START Available records
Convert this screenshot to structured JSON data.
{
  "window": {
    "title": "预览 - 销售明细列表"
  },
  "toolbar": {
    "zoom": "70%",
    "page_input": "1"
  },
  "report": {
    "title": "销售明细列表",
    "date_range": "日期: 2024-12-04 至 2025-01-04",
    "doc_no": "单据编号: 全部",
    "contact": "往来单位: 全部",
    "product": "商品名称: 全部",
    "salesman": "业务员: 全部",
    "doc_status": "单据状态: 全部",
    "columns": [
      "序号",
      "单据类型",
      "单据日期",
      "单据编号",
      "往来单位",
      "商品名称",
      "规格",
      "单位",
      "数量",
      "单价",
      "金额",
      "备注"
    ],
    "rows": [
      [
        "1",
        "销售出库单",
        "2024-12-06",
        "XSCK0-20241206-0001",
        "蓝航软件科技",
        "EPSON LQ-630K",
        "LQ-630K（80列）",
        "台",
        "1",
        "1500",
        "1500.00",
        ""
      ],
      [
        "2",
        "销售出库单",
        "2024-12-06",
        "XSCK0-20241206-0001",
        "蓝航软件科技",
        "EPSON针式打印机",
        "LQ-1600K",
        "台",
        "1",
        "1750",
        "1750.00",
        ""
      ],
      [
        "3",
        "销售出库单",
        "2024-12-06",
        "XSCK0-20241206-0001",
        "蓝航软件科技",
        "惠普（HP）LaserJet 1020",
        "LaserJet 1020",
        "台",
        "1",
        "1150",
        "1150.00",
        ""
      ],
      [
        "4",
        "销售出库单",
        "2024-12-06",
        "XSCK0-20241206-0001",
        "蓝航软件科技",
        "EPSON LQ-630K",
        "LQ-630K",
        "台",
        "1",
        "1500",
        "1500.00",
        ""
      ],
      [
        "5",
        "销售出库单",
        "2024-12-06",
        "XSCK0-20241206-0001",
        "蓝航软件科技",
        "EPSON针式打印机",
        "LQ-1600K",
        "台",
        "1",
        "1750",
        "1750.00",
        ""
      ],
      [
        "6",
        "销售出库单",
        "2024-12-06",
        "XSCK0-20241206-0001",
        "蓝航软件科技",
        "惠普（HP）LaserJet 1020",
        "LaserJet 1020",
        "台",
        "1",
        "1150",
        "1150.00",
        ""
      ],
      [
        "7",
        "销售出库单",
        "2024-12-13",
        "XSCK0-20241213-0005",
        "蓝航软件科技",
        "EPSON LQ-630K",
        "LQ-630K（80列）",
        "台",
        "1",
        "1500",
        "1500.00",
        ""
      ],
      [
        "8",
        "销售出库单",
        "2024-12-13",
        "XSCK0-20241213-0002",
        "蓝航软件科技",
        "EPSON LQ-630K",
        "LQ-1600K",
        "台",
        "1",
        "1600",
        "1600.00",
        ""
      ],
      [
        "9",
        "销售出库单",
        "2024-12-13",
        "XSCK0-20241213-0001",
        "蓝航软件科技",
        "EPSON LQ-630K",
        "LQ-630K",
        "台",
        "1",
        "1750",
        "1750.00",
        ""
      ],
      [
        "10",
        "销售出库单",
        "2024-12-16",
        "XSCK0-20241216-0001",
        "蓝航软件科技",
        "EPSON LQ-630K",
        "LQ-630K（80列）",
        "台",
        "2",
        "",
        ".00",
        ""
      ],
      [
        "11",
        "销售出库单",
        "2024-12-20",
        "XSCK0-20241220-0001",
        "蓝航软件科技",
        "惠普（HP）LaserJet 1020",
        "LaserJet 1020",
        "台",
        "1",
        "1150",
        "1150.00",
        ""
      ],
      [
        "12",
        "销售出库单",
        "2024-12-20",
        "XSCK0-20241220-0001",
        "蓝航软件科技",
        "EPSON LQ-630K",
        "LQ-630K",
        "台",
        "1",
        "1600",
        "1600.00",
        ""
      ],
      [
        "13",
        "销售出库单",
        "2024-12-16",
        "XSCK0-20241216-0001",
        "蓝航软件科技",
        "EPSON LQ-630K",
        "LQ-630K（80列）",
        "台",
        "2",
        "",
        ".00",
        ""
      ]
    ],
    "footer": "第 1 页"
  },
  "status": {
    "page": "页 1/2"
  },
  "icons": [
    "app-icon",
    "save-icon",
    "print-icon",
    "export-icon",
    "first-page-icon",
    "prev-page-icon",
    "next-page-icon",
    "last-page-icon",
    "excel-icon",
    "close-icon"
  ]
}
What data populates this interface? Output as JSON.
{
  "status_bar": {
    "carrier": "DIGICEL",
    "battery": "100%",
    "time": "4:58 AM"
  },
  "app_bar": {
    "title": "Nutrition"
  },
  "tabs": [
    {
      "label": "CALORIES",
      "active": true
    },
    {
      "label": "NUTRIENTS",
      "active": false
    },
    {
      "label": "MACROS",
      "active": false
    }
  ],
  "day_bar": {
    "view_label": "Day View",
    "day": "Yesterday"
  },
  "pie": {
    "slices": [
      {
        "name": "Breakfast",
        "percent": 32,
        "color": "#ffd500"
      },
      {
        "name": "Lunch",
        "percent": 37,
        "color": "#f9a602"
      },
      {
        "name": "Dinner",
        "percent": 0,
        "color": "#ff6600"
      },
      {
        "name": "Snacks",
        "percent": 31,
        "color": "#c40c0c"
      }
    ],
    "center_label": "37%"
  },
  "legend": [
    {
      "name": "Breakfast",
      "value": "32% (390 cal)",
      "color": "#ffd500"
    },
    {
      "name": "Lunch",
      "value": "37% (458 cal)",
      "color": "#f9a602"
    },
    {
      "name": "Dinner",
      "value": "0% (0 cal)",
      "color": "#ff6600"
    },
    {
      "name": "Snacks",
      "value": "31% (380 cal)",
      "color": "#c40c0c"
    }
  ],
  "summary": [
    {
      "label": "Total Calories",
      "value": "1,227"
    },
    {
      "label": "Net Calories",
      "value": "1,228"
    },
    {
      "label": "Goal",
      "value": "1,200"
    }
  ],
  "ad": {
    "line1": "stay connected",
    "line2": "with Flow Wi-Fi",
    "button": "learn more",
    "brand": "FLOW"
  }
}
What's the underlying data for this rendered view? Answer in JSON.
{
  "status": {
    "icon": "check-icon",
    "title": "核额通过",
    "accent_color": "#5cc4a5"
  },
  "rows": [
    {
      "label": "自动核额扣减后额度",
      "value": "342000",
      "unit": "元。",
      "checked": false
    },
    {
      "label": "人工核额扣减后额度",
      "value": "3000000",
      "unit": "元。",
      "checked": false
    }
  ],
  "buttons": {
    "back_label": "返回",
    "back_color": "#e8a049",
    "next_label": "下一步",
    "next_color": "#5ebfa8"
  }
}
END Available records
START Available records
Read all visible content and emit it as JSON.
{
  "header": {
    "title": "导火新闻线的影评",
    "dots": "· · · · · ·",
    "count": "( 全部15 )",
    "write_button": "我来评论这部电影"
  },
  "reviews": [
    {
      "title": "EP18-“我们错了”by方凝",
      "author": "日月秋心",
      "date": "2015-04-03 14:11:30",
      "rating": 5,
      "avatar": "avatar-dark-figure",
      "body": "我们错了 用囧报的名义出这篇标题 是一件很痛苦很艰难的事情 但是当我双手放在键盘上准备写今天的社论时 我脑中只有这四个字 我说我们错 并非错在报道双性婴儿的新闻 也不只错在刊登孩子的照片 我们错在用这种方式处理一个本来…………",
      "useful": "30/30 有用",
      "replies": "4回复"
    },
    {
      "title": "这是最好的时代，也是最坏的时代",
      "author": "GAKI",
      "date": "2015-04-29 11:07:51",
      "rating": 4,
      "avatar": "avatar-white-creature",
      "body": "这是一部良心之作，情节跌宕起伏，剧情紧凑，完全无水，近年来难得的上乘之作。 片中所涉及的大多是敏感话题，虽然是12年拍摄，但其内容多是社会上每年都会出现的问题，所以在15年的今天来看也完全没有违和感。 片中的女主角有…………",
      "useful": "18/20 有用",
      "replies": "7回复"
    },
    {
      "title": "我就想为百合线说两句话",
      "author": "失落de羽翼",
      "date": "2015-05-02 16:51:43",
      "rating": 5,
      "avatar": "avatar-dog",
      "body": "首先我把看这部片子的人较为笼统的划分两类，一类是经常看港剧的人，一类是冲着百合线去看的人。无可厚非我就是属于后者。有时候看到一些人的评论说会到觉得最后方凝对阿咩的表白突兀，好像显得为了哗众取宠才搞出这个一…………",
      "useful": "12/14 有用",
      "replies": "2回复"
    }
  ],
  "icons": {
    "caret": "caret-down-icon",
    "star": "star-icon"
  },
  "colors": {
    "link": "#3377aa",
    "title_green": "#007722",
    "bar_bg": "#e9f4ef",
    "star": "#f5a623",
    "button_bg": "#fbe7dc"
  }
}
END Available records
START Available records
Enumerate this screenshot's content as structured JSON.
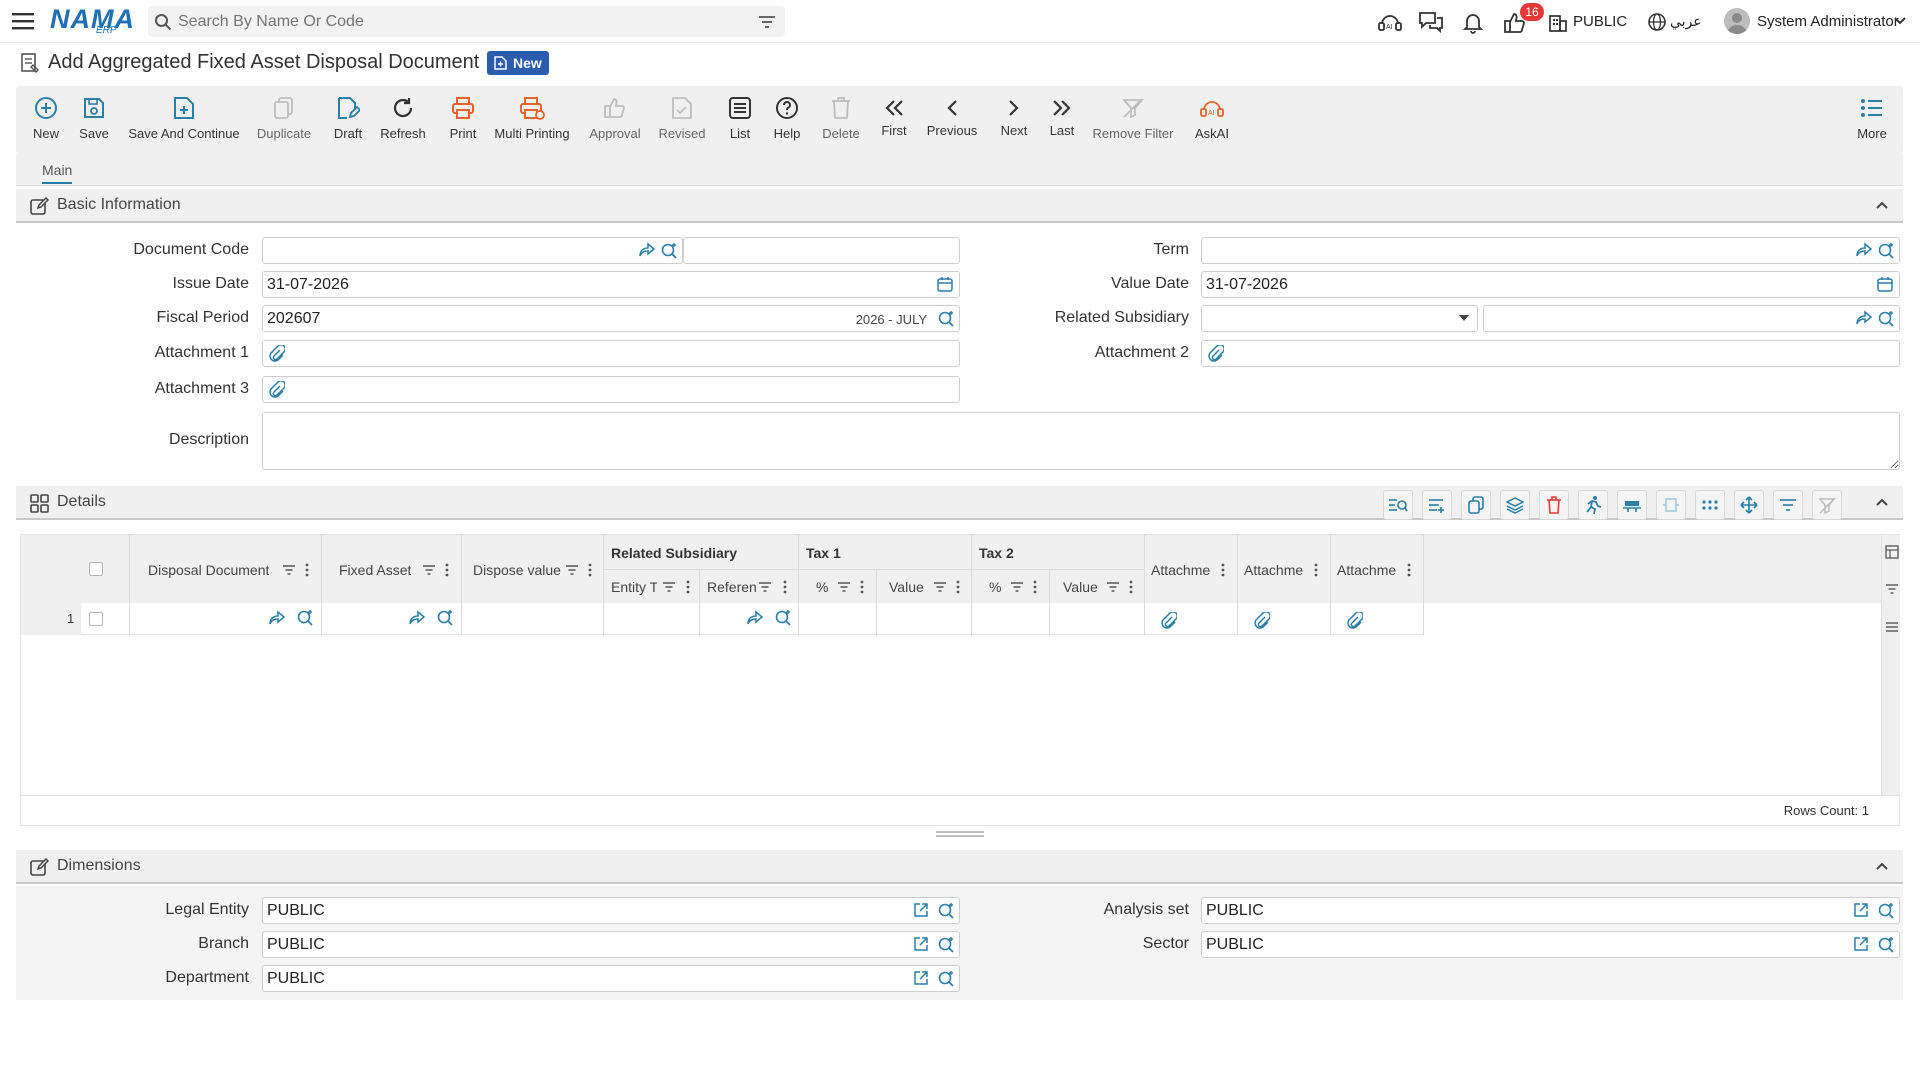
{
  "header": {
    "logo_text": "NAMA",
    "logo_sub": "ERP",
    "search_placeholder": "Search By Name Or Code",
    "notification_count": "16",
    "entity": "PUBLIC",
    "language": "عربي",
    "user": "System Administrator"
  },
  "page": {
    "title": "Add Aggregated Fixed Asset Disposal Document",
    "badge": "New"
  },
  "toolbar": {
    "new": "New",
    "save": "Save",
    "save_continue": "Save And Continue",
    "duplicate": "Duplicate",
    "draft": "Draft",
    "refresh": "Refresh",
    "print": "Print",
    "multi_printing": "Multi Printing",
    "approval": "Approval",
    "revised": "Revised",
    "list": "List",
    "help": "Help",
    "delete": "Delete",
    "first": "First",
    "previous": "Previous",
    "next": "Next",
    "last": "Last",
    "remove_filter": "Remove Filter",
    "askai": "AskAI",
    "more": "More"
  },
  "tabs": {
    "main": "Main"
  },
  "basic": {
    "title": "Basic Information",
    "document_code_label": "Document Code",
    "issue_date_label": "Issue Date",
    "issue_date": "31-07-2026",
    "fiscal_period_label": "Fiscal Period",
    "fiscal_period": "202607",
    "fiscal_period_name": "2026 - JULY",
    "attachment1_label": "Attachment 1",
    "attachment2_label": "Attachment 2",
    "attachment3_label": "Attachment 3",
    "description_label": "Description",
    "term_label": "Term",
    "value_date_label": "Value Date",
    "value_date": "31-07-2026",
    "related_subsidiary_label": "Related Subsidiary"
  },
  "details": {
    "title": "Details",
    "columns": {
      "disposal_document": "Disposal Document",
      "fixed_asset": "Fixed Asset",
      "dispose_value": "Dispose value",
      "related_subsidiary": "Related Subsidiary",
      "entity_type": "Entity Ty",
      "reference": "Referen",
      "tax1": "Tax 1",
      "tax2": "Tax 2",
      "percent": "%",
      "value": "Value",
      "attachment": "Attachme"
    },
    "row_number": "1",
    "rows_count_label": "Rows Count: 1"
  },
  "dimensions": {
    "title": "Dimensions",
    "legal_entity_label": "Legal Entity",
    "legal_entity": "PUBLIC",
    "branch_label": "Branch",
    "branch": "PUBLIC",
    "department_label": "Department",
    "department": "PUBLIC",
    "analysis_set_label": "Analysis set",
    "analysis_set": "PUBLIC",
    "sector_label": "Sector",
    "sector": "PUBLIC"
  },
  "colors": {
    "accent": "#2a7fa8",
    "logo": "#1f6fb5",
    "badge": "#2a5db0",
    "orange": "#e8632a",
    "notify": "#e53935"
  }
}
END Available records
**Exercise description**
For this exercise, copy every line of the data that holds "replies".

**Task answer**
      "replies": "4回复"
      "replies": "7回复"
      "replies": "2回复"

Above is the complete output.